United Nations Green Climate Fund Executive Director Hela Cheikhrouhou is seeking to raise as much as $15 billion by the end of the year so she can start financing projects in poor countries.
There are no hurdles stopping donor nations paying into the fund after it completed rules on how it will collect and disburse them, Cheikhrouhou said yesterday in a phone interview from Songdo, South Korea, where the organization is based.

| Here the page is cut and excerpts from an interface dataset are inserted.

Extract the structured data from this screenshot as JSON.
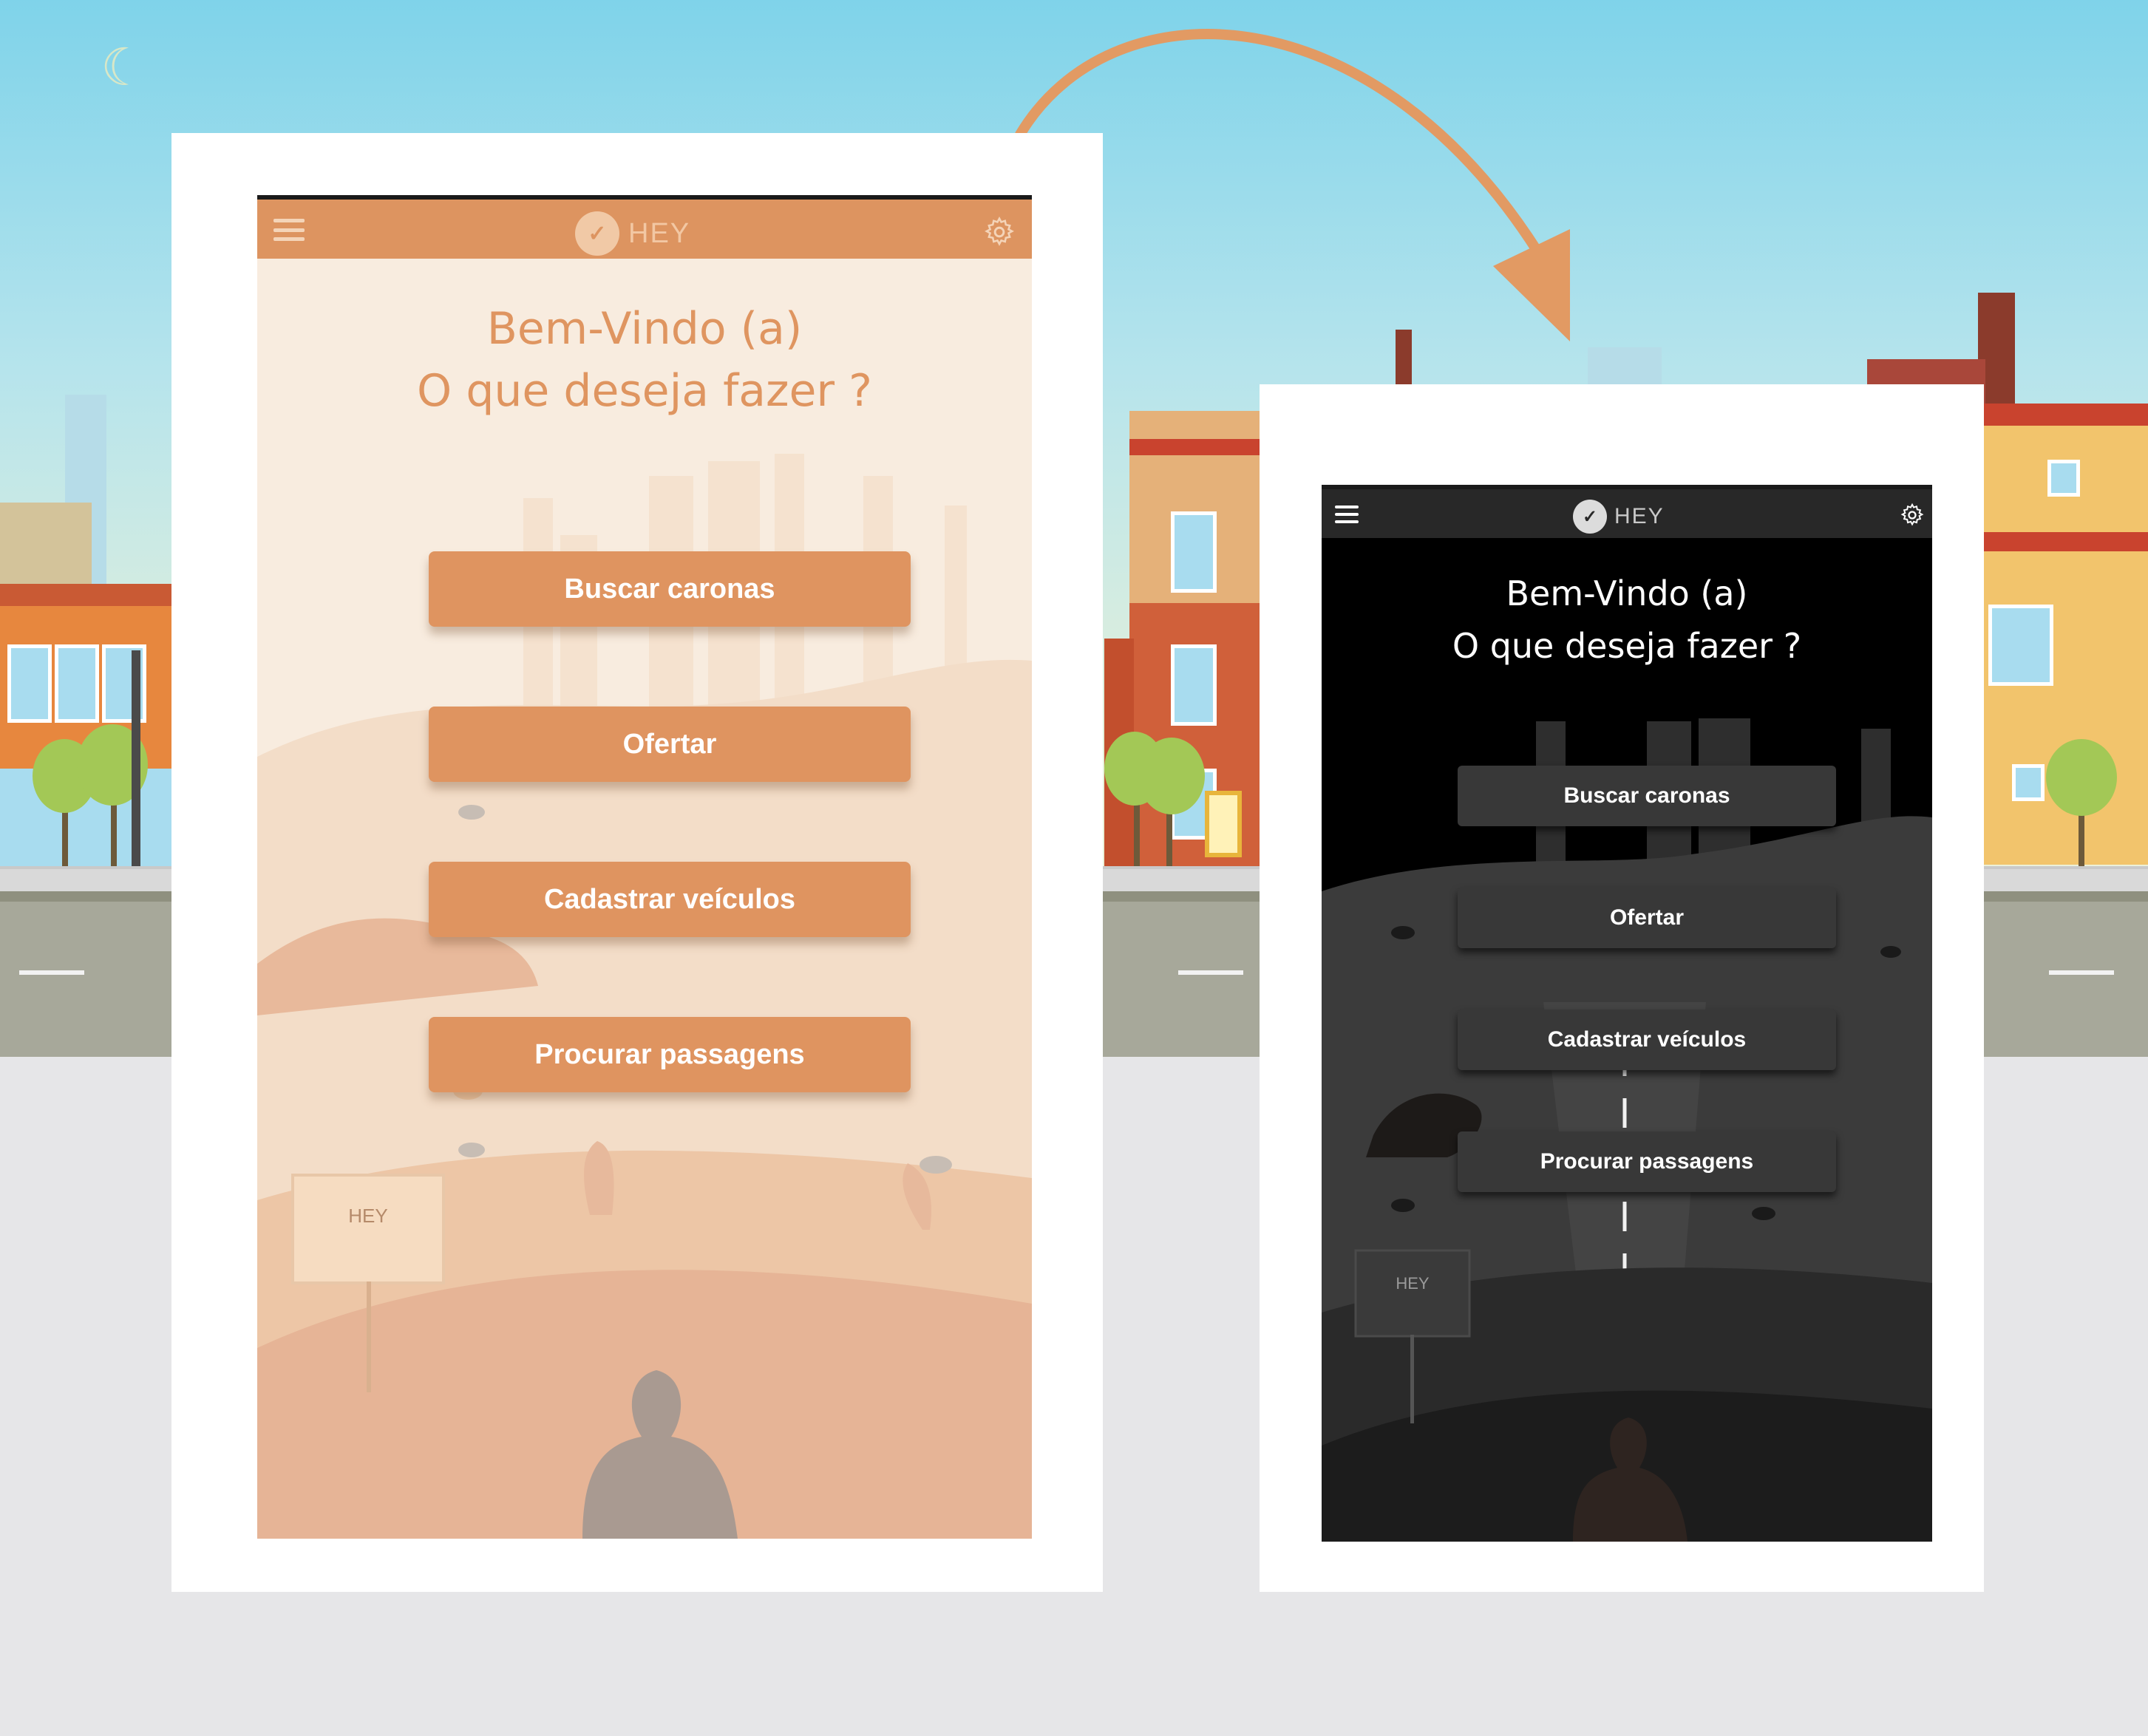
{
  "light_screen": {
    "app_name": "HEY",
    "welcome_line1": "Bem-Vindo (a)",
    "welcome_line2": "O que deseja fazer ?",
    "buttons": [
      "Buscar caronas",
      "Ofertar",
      "Cadastrar veículos",
      "Procurar passagens"
    ],
    "sign_text": "HEY",
    "colors": {
      "appbar": "#dd9460",
      "background": "#f8ecdf",
      "button": "#df9460",
      "text": "#df9560"
    }
  },
  "dark_screen": {
    "app_name": "HEY",
    "welcome_line1": "Bem-Vindo (a)",
    "welcome_line2": "O que deseja fazer ?",
    "buttons": [
      "Buscar caronas",
      "Ofertar",
      "Cadastrar veículos",
      "Procurar passagens"
    ],
    "sign_text": "HEY",
    "colors": {
      "appbar": "#282828",
      "background": "#000000",
      "button": "#383838",
      "text": "#ffffff"
    }
  },
  "icons": {
    "menu": "hamburger-menu-icon",
    "settings": "gear-icon",
    "logo": "hey-logo-icon",
    "transition": "curved-arrow-icon"
  },
  "colors": {
    "arrow": "#e29a63",
    "sky_top": "#7fd3ea",
    "road": "#a7a89a"
  }
}
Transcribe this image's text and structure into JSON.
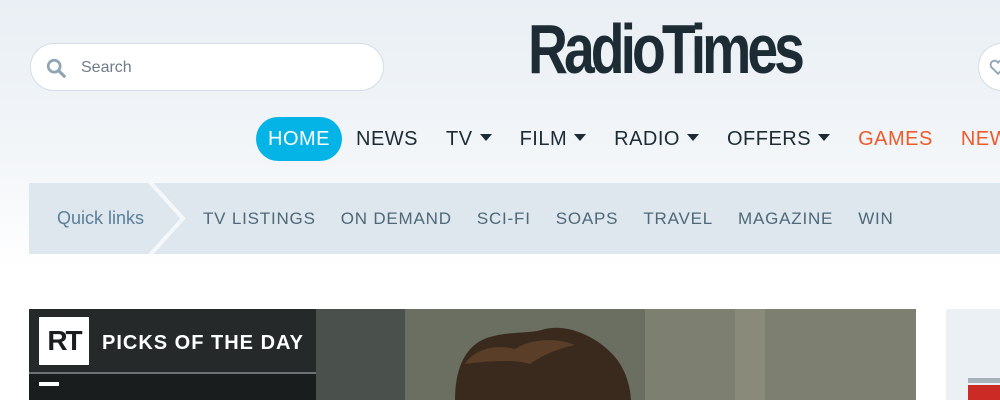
{
  "search": {
    "placeholder": "Search"
  },
  "brand": {
    "logo_text": "RadioTimes",
    "accent_color": "#05b4e6",
    "highlight_color": "#ee5a2a"
  },
  "nav": {
    "items": [
      {
        "label": "HOME",
        "active": true
      },
      {
        "label": "NEWS"
      },
      {
        "label": "TV",
        "dropdown": true
      },
      {
        "label": "FILM",
        "dropdown": true
      },
      {
        "label": "RADIO",
        "dropdown": true
      },
      {
        "label": "OFFERS",
        "dropdown": true
      },
      {
        "label": "GAMES",
        "highlight": true
      },
      {
        "label": "NEW",
        "highlight": true
      }
    ]
  },
  "quick_links": {
    "title": "Quick links",
    "items": [
      "TV LISTINGS",
      "ON DEMAND",
      "SCI-FI",
      "SOAPS",
      "TRAVEL",
      "MAGAZINE",
      "WIN"
    ]
  },
  "picks": {
    "logo_text": "RT",
    "title": "PICKS OF THE DAY"
  },
  "icons": {
    "search": "search-icon",
    "account": "heart-icon",
    "caret": "chevron-down-icon"
  }
}
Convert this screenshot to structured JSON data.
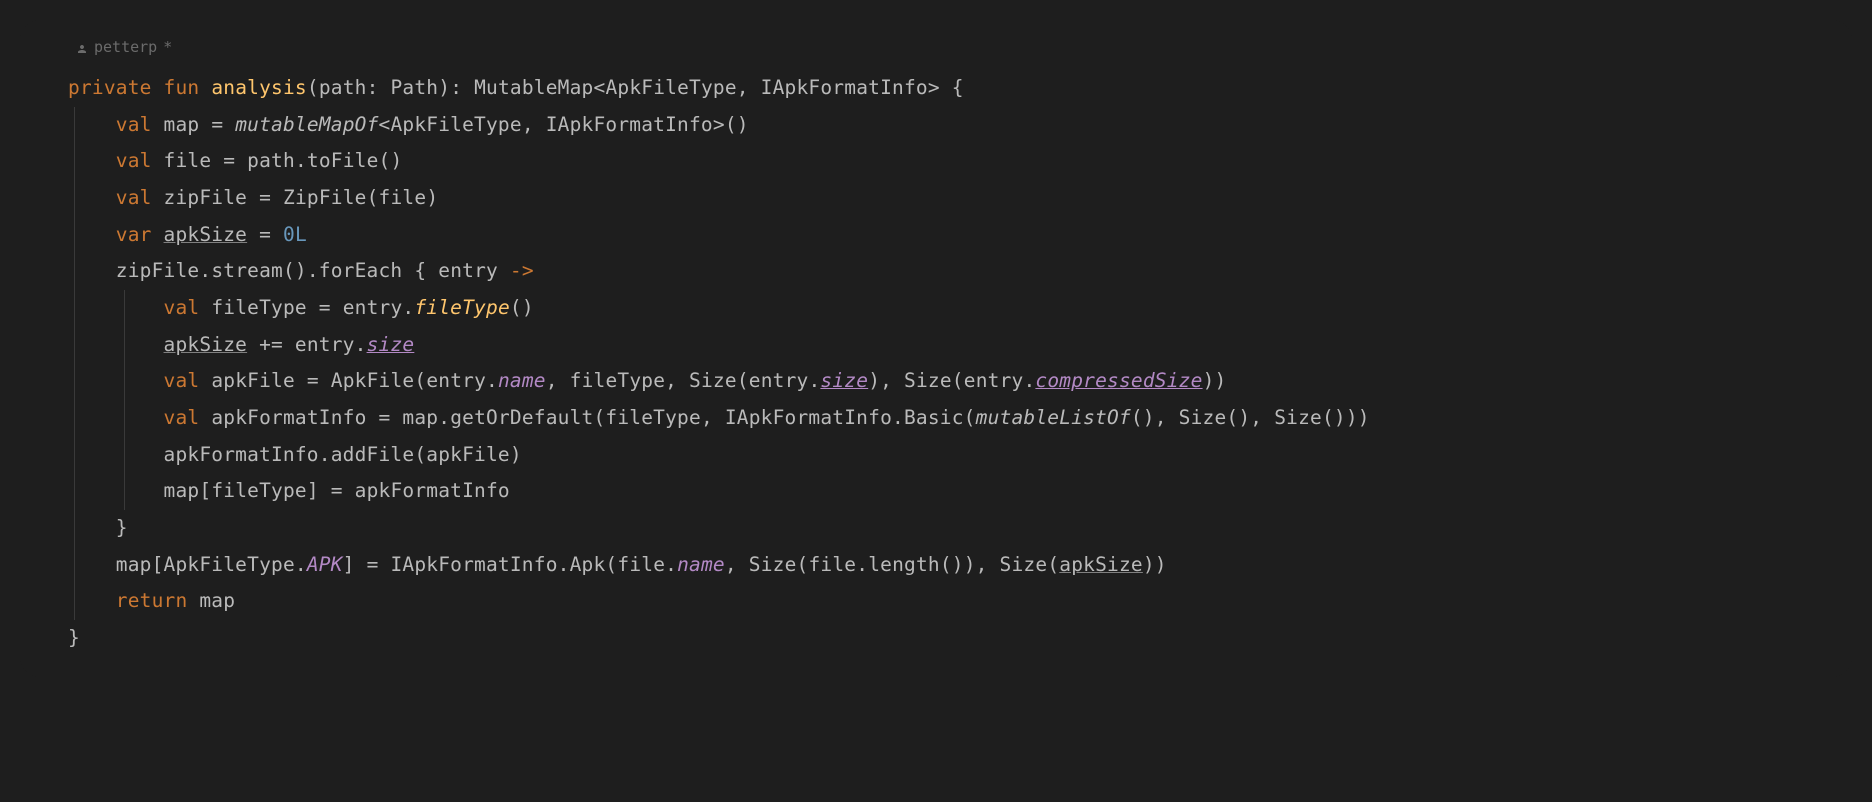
{
  "author": {
    "name": "petterp",
    "modified": "*"
  },
  "code": {
    "l1": {
      "private": "private",
      "fun": "fun",
      "analysis": "analysis",
      "path": "path",
      "Path": "Path",
      "MutableMap": "MutableMap",
      "ApkFileType": "ApkFileType",
      "IApkFormatInfo": "IApkFormatInfo",
      "brace": "{"
    },
    "l2": {
      "val": "val",
      "map": "map",
      "eq": "=",
      "mutableMapOf": "mutableMapOf",
      "ApkFileType": "ApkFileType",
      "IApkFormatInfo": "IApkFormatInfo",
      "parens": "()"
    },
    "l3": {
      "val": "val",
      "file": "file",
      "eq": "=",
      "path": "path",
      "toFile": "toFile",
      "parens": "()"
    },
    "l4": {
      "val": "val",
      "zipFile": "zipFile",
      "eq": "=",
      "ZipFile": "ZipFile",
      "file": "file"
    },
    "l5": {
      "var": "var",
      "apkSize": "apkSize",
      "eq": "=",
      "zero": "0L"
    },
    "l6": {
      "zipFile": "zipFile",
      "stream": "stream",
      "forEach": "forEach",
      "entry": "entry",
      "arrow": "->",
      "brace": "{"
    },
    "l7": {
      "val": "val",
      "fileType": "fileType",
      "eq": "=",
      "entry": "entry",
      "fileTypeFn": "fileType",
      "parens": "()"
    },
    "l8": {
      "apkSize": "apkSize",
      "pluseq": "+=",
      "entry": "entry",
      "size": "size"
    },
    "l9": {
      "val": "val",
      "apkFile": "apkFile",
      "eq": "=",
      "ApkFile": "ApkFile",
      "entry": "entry",
      "name": "name",
      "fileType": "fileType",
      "Size": "Size",
      "size": "size",
      "compressedSize": "compressedSize"
    },
    "l10": {
      "val": "val",
      "apkFormatInfo": "apkFormatInfo",
      "eq": "=",
      "map": "map",
      "getOrDefault": "getOrDefault",
      "fileType": "fileType",
      "IApkFormatInfo": "IApkFormatInfo",
      "Basic": "Basic",
      "mutableListOf": "mutableListOf",
      "Size": "Size"
    },
    "l11": {
      "apkFormatInfo": "apkFormatInfo",
      "addFile": "addFile",
      "apkFile": "apkFile"
    },
    "l12": {
      "map": "map",
      "fileType": "fileType",
      "eq": "=",
      "apkFormatInfo": "apkFormatInfo"
    },
    "l13": {
      "brace": "}"
    },
    "l14": {
      "map": "map",
      "ApkFileType": "ApkFileType",
      "APK": "APK",
      "eq": "=",
      "IApkFormatInfo": "IApkFormatInfo",
      "Apk": "Apk",
      "file": "file",
      "name": "name",
      "Size": "Size",
      "length": "length",
      "apkSize": "apkSize"
    },
    "l15": {
      "return": "return",
      "map": "map"
    },
    "l16": {
      "brace": "}"
    }
  }
}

Those guidelines were completed 3 1/2 years after climate envoys from more than 190 nations agreed to set it up.
“It is realistic and totally feasible and expected that the exercise mobilizing initial resources of this fund should conclude by the end of this year,” Cheikhrouhou said. “If we raised somewhere between $10 billion and $15 billion, this amount could easily be deployed within three years.”
The fund’s capitalization is crucial to build trust in international talks on a new agreement to fight climate change by the end of next year at a meeting in Paris. Developing nations want industrialized countries to show how they intend to reach the $100 billion a year they pledged to deliver by 2020.
“If this thing is not capitalized before the end of the year, Paris is going to be under a lot of pressure,” Seyni Nafo, a Malian envoy at UN climate talks that began today in Bonn, said in an interview.
So far, the fund has taken about $55 million in donations for startup and operational costs, according to its website.
“The Green Climate Fund remains an empty shell,” Meena Rahman, who tracks UN climate talks for Malaysian nonprofit group Third World Network, told reporters in Bonn.
Some promises may come during ministerial discussions, said European Commission envoy Juergen Lefevere.
“We know that there are a number of member states that stand ready to put significant amounts into the fund,” Lefevere said. He said it’s up to the European Union’s 28 member states to make their own announcements.
While the Green Climate Fund isn’t intended to channel the entire $100 billion, Cheikhrouhou said contributions should be “significant.” The fund has agreed to rules that mean half the money will go to “adaptation” projects that help developing countries cope with the impacts of climate change, and half into programs to reduce or limit their greenhouse gas emissions. Half of the adaptation money will go to the most vulnerable nations.
The fund’s biggest problem may be in finding sufficient projects of a suitable standard to finance, according to Yvo de Boer, who spearheaded global treaty discussions until 2010 as executive director of the UN Framework Convention on Climate Change. De Boer is now director-general of the Global Green Growth Institute in Seoul.
“I don’t think we’re short on investment capital; I don’t think we’re short of technology; but we are short of enough good projects that meet the risk and reward criteria of investors,” de Boer said in a May 29 phone interview. “People are talking about an initial capitalization of $10 billion by Paris. I think it would be a massive stretch to spend that amount of money sensibly in the next three to five years.”
Cheikhrouhou said she’s not worried about finding sufficient projects, citing her experience at the African Development Bank, where demand for funds exceeded the available cash.
“I don’t think demand will be the issue -- it is rather whether there will be enough resources that flow into the fund,” she said.
Cheikhrouhou said she’s planning to send letters in the next few days to all UN member states as well as philanthropists and some companies, inviting them to a donors’ meeting on July 1 and 2 at a location yet to be decided. She’s not attending the talks in Bonn because envoys “know pretty much where we stand as a planet today,” she said.